The young commander speaks, without filter, to academics and generals to say what he thinks of instructors and military assistants on mission in Africa. ” Officers [français] have a flaw: they underestimate the human and intellectual capacities of Africans […] They have haughty attitudes and think they are the settler who knows everything, who masters everything […] We’re not as picky as they think we are “, testifies the former corporal of the Foreign Legion, who specifies to have previously “Consulted his African comrades of the class of 25 “.
Over the course of his eleven minutes of intervention, one hears the annoyance and frustration both vis-à-vis the French soldiers and superiors within the armies of the region. “ White servicemen trust our leaders more than we do. The French are often advisers to our [hommes] political, while an Ivorian colonel who will have followed the same course will not have the confidence of an African leader “, regrets Mamady Doumbouya.
And to question: “Is it normal that an AD [attaché de défense en ambassade] in Paris does not have access to Emmanuel Macron while the AD [français] in Abidjan, when he is ready, he can see the President of the Ivorian Republic ? “
A premonitory presentation
Frustration also faced with the difference in resources granted by the hierarchy. The colonel says he paid the price in 2016, when he asked for ammunition to train his men to fire. “I never had them […] because if I take this ammunition, according to the policies, I am able to make a coup d’etat “, he says in this presentation which may seem premonitory.
Mamady Doumbouya also recounts the mistrust sometimes felt in the face of questions asked by foreign military instructors concerning the manpower and equipment of African armies. “We think it’s a little suspicious, that it’s for information”, he said bluntly.
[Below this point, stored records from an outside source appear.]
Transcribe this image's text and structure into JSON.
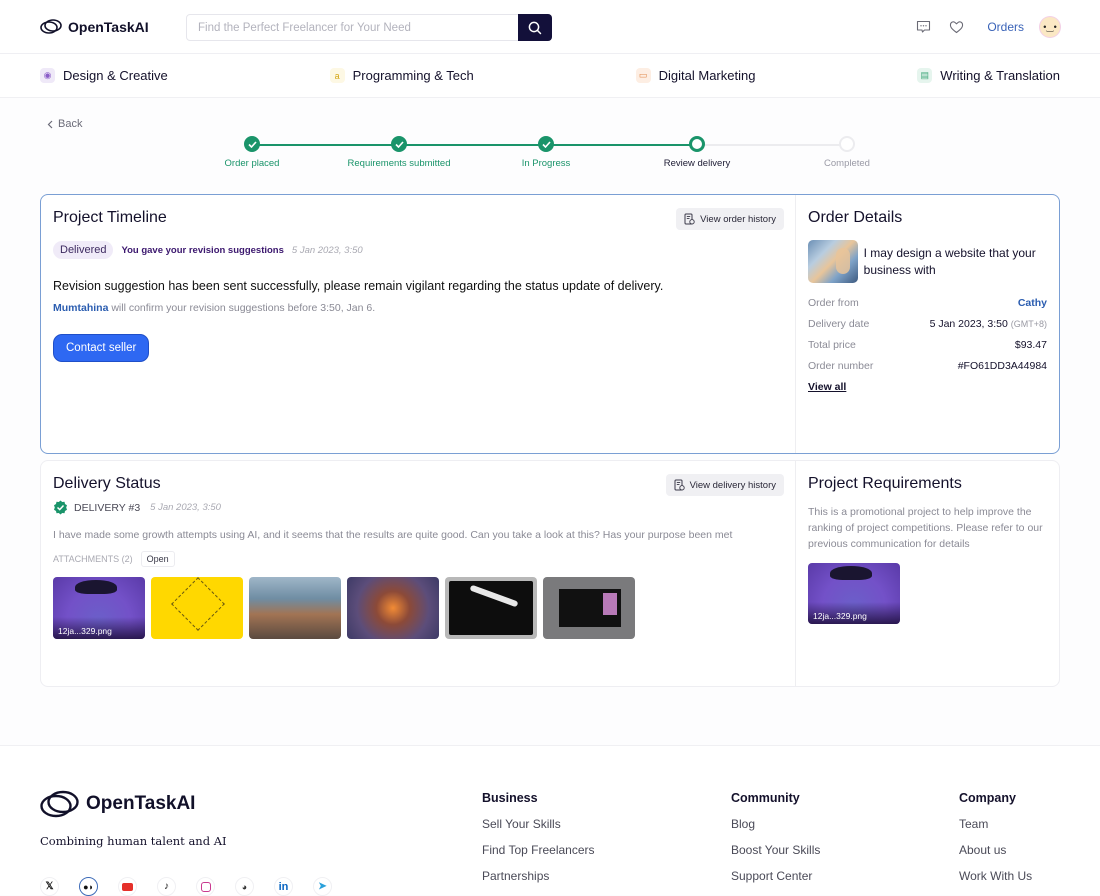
{
  "header": {
    "brand": "OpenTaskAI",
    "search_placeholder": "Find the Perfect Freelancer for Your Need",
    "orders_label": "Orders",
    "icons": [
      "message-icon",
      "heart-icon",
      "avatar"
    ]
  },
  "categories": [
    {
      "label": "Design & Creative",
      "icon": "palette-icon"
    },
    {
      "label": "Programming & Tech",
      "icon": "code-icon"
    },
    {
      "label": "Digital Marketing",
      "icon": "briefcase-icon"
    },
    {
      "label": "Writing & Translation",
      "icon": "document-icon"
    }
  ],
  "back_label": "Back",
  "stepper": {
    "steps": [
      {
        "label": "Order placed",
        "state": "done"
      },
      {
        "label": "Requirements submitted",
        "state": "done"
      },
      {
        "label": "In Progress",
        "state": "done"
      },
      {
        "label": "Review delivery",
        "state": "current"
      },
      {
        "label": "Completed",
        "state": "pending"
      }
    ]
  },
  "timeline": {
    "title": "Project Timeline",
    "history_button": "View order history",
    "badge": "Delivered",
    "status_text": "You gave your revision suggestions",
    "status_time": "5 Jan 2023, 3:50",
    "message": "Revision suggestion has been sent successfully, please remain vigilant regarding the status update of delivery.",
    "seller_name": "Mumtahina",
    "sub_message": " will confirm your revision suggestions before 3:50, Jan 6.",
    "contact_button": "Contact seller"
  },
  "order_details": {
    "title": "Order Details",
    "product_title": "I may design a website that your business with",
    "rows": [
      {
        "key": "Order from",
        "value": "Cathy"
      },
      {
        "key": "Delivery date",
        "value": "5 Jan 2023, 3:50",
        "suffix": "(GMT+8)"
      },
      {
        "key": "Total price",
        "value": "$93.47"
      },
      {
        "key": "Order number",
        "value": "#FO61DD3A44984"
      }
    ],
    "view_all": "View all"
  },
  "delivery": {
    "title": "Delivery Status",
    "history_button": "View delivery history",
    "label": "DELIVERY #3",
    "time": "5 Jan 2023, 3:50",
    "message": "I have made some growth attempts using AI, and it seems that the results are quite good. Can you take a look at this? Has your purpose been met",
    "attachments_label": "ATTACHMENTS (2)",
    "open_button": "Open",
    "attachments": [
      {
        "name": "12ja...329.png"
      },
      {
        "name": ""
      },
      {
        "name": ""
      },
      {
        "name": ""
      },
      {
        "name": ""
      },
      {
        "name": ""
      }
    ]
  },
  "requirements": {
    "title": "Project Requirements",
    "text": "This is a promotional project to help improve the ranking of project competitions. Please refer to our previous communication for details",
    "attachment_name": "12ja...329.png"
  },
  "footer": {
    "brand": "OpenTaskAI",
    "tagline": "Combining human talent and AI",
    "socials": [
      "x-icon",
      "medium-icon",
      "youtube-icon",
      "tiktok-icon",
      "instagram-icon",
      "discord-icon",
      "linkedin-icon",
      "telegram-icon"
    ],
    "columns": [
      {
        "title": "Business",
        "links": [
          "Sell Your Skills",
          "Find Top Freelancers",
          "Partnerships"
        ]
      },
      {
        "title": "Community",
        "links": [
          "Blog",
          "Boost Your Skills",
          "Support Center"
        ]
      },
      {
        "title": "Company",
        "links": [
          "Team",
          "About us",
          "Work With Us"
        ]
      }
    ]
  },
  "colors": {
    "accent_green": "#1a946a",
    "primary_blue": "#2e68f2",
    "link_blue": "#2b5db0",
    "navy": "#13103a"
  }
}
He regrets in passing that “On a private level, the counterparts who come very often favor tourist circuits; the life of their African counterparts does not interest them too much ”.
The future putschist finally deplores the lack of resources committed by France in recent years, unlike the Americans, and ends his address by asking himself: “Are we still important to these people [les Français] ? “